[Task item]
Word for word, repeat all of the entries below.
╭─ Input data
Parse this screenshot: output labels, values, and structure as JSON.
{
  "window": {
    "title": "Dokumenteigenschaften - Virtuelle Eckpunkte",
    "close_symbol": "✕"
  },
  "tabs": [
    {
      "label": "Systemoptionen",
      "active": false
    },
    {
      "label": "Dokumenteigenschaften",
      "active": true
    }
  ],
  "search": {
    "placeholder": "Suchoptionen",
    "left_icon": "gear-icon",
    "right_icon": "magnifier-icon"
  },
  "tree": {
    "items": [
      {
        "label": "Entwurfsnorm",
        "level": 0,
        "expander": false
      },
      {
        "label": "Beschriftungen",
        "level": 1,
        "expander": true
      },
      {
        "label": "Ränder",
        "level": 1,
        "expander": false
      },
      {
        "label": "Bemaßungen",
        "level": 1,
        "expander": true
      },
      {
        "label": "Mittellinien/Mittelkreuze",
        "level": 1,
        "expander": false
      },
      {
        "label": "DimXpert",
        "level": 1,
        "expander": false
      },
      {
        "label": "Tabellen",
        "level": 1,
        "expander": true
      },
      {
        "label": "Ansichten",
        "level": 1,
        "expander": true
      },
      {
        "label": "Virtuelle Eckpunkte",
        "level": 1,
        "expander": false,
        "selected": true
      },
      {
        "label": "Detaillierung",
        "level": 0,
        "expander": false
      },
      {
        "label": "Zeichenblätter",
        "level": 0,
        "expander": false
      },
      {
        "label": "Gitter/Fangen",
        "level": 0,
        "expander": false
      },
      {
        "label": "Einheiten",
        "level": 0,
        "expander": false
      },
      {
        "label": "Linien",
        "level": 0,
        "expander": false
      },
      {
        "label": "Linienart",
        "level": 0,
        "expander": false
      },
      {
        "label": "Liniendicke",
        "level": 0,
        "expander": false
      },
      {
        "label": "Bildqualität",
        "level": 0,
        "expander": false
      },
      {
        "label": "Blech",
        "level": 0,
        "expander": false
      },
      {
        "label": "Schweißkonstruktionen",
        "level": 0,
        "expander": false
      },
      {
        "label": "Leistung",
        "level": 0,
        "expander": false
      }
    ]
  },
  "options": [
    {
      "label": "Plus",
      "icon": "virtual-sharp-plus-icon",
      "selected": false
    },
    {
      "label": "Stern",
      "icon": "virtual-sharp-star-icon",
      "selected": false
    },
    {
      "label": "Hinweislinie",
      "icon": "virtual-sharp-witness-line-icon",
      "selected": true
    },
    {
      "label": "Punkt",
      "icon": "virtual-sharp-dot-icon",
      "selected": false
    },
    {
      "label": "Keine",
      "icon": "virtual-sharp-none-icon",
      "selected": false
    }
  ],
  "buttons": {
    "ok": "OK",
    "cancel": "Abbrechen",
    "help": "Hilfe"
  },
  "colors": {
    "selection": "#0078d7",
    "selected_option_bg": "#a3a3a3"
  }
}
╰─
[Reply]
Parse this screenshot: output labels, values, and structure as JSON.
{
  "window": {
    "title": "Dokumenteigenschaften - Virtuelle Eckpunkte",
    "close_symbol": "✕"
  },
  "tabs": [
    {
      "label": "Systemoptionen",
      "active": false
    },
    {
      "label": "Dokumenteigenschaften",
      "active": true
    }
  ],
  "search": {
    "placeholder": "Suchoptionen",
    "left_icon": "gear-icon",
    "right_icon": "magnifier-icon"
  },
  "tree": {
    "items": [
      {
        "label": "Entwurfsnorm",
        "level": 0,
        "expander": false
      },
      {
        "label": "Beschriftungen",
        "level": 1,
        "expander": true
      },
      {
        "label": "Ränder",
        "level": 1,
        "expander": false
      },
      {
        "label": "Bemaßungen",
        "level": 1,
        "expander": true
      },
      {
        "label": "Mittellinien/Mittelkreuze",
        "level": 1,
        "expander": false
      },
      {
        "label": "DimXpert",
        "level": 1,
        "expander": false
      },
      {
        "label": "Tabellen",
        "level": 1,
        "expander": true
      },
      {
        "label": "Ansichten",
        "level": 1,
        "expander": true
      },
      {
        "label": "Virtuelle Eckpunkte",
        "level": 1,
        "expander": false,
        "selected": true
      },
      {
        "label": "Detaillierung",
        "level": 0,
        "expander": false
      },
      {
        "label": "Zeichenblätter",
        "level": 0,
        "expander": false
      },
      {
        "label": "Gitter/Fangen",
        "level": 0,
        "expander": false
      },
      {
        "label": "Einheiten",
        "level": 0,
        "expander": false
      },
      {
        "label": "Linien",
        "level": 0,
        "expander": false
      },
      {
        "label": "Linienart",
        "level": 0,
        "expander": false
      },
      {
        "label": "Liniendicke",
        "level": 0,
        "expander": false
      },
      {
        "label": "Bildqualität",
        "level": 0,
        "expander": false
      },
      {
        "label": "Blech",
        "level": 0,
        "expander": false
      },
      {
        "label": "Schweißkonstruktionen",
        "level": 0,
        "expander": false
      },
      {
        "label": "Leistung",
        "level": 0,
        "expander": false
      }
    ]
  },
  "options": [
    {
      "label": "Plus",
      "icon": "virtual-sharp-plus-icon",
      "selected": false
    },
    {
      "label": "Stern",
      "icon": "virtual-sharp-star-icon",
      "selected": false
    },
    {
      "label": "Hinweislinie",
      "icon": "virtual-sharp-witness-line-icon",
      "selected": true
    },
    {
      "label": "Punkt",
      "icon": "virtual-sharp-dot-icon",
      "selected": false
    },
    {
      "label": "Keine",
      "icon": "virtual-sharp-none-icon",
      "selected": false
    }
  ],
  "buttons": {
    "ok": "OK",
    "cancel": "Abbrechen",
    "help": "Hilfe"
  },
  "colors": {
    "selection": "#0078d7",
    "selected_option_bg": "#a3a3a3"
  }
}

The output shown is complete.